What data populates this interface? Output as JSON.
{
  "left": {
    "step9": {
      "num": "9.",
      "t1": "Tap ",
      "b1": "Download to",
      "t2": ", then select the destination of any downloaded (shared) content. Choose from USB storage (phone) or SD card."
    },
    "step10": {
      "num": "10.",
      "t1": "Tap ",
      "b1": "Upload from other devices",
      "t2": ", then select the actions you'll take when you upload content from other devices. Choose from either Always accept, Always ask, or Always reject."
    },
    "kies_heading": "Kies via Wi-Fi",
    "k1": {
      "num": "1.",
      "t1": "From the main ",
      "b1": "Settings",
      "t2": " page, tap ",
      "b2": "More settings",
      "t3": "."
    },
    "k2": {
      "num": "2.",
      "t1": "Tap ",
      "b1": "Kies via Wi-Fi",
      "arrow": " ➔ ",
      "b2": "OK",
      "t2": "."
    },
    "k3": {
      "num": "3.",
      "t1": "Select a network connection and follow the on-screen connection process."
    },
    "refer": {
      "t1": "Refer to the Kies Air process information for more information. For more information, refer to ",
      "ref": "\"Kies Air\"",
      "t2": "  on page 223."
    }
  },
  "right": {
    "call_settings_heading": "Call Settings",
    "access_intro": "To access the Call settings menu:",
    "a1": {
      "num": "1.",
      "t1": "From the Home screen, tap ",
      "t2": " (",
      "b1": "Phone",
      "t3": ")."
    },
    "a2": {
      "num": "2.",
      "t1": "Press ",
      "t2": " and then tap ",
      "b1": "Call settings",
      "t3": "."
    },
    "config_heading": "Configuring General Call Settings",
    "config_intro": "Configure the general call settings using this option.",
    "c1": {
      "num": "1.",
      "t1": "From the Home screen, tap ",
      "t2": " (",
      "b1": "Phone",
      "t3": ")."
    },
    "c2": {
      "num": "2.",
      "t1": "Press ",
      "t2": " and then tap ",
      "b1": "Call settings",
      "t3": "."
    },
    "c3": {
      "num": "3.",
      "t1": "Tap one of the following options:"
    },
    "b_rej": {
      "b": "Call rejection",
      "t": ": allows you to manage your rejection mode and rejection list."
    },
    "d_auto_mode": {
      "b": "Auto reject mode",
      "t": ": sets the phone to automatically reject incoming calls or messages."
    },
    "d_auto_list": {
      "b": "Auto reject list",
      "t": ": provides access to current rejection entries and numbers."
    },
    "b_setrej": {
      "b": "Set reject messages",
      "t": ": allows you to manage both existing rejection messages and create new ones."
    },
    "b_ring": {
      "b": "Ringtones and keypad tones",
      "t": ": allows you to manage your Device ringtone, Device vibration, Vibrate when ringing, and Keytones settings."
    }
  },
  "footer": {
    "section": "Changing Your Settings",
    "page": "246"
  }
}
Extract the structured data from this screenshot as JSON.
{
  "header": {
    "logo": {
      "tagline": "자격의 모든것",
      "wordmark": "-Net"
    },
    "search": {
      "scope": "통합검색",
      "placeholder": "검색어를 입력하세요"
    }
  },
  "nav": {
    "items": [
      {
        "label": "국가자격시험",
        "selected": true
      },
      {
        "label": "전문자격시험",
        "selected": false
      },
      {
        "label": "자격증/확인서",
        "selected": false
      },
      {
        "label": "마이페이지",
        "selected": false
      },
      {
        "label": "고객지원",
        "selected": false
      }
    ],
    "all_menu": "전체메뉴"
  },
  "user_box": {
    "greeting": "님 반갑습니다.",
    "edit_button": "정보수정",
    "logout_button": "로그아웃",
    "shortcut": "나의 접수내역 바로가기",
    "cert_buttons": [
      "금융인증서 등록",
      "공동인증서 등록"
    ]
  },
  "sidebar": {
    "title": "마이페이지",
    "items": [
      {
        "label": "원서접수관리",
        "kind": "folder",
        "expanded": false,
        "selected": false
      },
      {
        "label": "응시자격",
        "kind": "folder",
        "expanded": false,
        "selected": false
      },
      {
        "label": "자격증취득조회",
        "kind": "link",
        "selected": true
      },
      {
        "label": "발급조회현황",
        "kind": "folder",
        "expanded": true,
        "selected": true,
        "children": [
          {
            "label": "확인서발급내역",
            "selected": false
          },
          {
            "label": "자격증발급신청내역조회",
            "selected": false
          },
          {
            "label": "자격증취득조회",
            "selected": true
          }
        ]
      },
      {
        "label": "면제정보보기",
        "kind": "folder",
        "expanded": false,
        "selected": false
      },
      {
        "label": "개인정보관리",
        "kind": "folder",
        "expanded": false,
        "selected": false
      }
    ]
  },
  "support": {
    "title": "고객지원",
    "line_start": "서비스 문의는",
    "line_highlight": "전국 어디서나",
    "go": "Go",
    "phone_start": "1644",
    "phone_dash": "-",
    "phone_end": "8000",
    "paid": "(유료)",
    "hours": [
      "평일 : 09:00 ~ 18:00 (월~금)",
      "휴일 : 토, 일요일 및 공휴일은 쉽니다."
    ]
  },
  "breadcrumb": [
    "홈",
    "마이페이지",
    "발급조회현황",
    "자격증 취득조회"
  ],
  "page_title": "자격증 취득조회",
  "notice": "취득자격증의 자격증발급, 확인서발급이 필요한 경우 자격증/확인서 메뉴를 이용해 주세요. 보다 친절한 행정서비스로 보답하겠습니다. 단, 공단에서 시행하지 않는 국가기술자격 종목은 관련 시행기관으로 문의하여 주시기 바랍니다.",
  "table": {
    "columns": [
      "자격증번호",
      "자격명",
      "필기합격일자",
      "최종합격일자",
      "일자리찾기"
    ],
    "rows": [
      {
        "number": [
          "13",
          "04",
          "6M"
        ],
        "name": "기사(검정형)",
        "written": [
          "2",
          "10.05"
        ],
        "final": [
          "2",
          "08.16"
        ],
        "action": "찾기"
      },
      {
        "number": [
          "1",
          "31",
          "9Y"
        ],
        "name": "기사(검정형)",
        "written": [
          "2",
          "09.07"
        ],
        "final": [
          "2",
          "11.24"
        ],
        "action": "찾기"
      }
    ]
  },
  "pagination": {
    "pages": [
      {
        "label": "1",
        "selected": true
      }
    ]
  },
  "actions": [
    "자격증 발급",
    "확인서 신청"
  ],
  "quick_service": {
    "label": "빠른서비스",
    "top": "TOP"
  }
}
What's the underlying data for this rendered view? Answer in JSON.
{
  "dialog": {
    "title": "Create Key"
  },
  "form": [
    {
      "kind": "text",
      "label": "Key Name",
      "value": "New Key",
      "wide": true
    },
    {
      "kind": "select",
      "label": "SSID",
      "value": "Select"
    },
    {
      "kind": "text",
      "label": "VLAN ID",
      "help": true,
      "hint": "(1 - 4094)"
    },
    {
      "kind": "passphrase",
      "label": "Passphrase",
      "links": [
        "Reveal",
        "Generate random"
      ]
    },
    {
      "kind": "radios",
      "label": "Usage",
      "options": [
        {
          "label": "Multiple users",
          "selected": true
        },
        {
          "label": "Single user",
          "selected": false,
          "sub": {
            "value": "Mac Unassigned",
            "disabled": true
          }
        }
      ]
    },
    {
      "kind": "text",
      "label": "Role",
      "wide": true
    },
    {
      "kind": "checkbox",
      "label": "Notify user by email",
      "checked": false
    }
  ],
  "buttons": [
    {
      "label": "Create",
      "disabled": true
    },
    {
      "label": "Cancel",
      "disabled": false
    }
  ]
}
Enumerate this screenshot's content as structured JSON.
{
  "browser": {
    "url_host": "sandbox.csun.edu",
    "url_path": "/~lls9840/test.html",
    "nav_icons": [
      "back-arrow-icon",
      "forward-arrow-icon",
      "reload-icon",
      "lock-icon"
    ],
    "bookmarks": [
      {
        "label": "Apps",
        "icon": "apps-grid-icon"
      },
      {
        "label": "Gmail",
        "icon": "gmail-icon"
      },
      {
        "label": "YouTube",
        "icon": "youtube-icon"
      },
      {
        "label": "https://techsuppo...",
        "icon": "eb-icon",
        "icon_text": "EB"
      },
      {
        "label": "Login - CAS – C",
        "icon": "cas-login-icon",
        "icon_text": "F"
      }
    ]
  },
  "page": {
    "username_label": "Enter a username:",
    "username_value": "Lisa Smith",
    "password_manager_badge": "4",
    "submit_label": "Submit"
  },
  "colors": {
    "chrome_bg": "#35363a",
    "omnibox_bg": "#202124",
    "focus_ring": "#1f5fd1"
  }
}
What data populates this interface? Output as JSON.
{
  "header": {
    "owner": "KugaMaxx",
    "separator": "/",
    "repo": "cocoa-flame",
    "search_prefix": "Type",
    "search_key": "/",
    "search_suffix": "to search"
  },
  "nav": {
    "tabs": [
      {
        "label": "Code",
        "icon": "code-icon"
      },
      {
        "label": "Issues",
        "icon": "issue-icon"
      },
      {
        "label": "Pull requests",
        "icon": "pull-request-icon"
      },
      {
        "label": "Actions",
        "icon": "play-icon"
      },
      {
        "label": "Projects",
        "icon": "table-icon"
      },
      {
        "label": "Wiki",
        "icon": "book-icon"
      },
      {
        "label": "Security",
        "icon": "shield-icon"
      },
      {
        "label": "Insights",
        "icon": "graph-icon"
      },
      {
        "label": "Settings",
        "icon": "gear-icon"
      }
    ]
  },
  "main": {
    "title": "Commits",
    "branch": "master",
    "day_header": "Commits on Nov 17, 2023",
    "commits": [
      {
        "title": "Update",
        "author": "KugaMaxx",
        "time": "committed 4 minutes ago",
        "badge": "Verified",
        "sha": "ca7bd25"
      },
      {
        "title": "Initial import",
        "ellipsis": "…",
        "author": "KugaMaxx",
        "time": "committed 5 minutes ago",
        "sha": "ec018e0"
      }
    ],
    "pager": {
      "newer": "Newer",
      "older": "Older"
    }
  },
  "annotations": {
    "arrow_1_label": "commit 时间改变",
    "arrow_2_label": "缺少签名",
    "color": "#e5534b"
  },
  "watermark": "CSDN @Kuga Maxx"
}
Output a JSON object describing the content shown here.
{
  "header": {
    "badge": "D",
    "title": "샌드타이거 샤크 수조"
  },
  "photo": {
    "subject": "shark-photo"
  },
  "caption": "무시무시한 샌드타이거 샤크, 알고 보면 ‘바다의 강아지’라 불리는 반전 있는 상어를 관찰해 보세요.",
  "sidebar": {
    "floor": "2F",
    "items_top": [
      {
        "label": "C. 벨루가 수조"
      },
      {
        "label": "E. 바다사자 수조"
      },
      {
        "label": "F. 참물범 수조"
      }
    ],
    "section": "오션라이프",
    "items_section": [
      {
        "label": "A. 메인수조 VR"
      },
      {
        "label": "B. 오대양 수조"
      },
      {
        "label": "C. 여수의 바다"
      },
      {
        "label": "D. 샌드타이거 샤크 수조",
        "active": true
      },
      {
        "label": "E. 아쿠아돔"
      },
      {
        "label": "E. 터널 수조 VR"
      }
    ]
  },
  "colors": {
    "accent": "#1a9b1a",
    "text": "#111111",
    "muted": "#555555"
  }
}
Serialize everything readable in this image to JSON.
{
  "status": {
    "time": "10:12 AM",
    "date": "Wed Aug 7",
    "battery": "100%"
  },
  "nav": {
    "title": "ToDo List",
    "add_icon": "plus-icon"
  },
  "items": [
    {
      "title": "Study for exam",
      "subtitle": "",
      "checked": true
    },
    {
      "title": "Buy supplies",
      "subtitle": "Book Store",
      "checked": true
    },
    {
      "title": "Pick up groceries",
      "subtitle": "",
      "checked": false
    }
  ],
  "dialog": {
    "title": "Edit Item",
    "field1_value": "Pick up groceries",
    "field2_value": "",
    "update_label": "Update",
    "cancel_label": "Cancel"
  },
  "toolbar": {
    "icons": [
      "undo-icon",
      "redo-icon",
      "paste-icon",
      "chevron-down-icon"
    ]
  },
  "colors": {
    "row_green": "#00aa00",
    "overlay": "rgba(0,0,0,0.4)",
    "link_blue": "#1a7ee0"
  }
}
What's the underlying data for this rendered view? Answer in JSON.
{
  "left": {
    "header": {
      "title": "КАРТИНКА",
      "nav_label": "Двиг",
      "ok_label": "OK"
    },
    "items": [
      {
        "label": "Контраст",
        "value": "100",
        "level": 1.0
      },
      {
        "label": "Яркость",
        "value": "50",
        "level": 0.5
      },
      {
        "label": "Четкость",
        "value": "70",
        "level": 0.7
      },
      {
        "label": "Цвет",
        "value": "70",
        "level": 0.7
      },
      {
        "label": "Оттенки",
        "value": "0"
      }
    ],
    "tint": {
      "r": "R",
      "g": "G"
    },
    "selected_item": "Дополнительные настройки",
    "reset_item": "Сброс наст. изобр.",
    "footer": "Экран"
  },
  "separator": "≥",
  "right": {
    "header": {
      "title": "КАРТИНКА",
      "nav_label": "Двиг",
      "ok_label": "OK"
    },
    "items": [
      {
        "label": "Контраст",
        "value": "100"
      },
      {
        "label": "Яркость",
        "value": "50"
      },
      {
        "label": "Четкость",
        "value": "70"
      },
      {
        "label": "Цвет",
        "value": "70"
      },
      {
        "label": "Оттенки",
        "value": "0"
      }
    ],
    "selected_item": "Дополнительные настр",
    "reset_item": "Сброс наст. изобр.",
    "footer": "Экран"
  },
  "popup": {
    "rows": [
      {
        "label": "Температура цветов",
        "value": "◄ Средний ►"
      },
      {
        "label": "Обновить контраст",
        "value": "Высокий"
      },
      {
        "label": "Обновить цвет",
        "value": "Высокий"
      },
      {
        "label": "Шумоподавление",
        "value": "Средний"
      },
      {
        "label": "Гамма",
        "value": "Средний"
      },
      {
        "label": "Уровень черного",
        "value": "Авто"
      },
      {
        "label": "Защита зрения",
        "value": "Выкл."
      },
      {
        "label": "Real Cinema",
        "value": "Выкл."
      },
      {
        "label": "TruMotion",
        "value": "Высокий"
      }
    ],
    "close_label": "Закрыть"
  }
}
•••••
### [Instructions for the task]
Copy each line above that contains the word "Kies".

### [Response area]
    "kies_heading": "Kies via Wi-Fi",
      "b1": "Kies via Wi-Fi",
      "t1": "Refer to the Kies Air process information for more information. For more information, refer to ",
      "ref": "\"Kies Air\"",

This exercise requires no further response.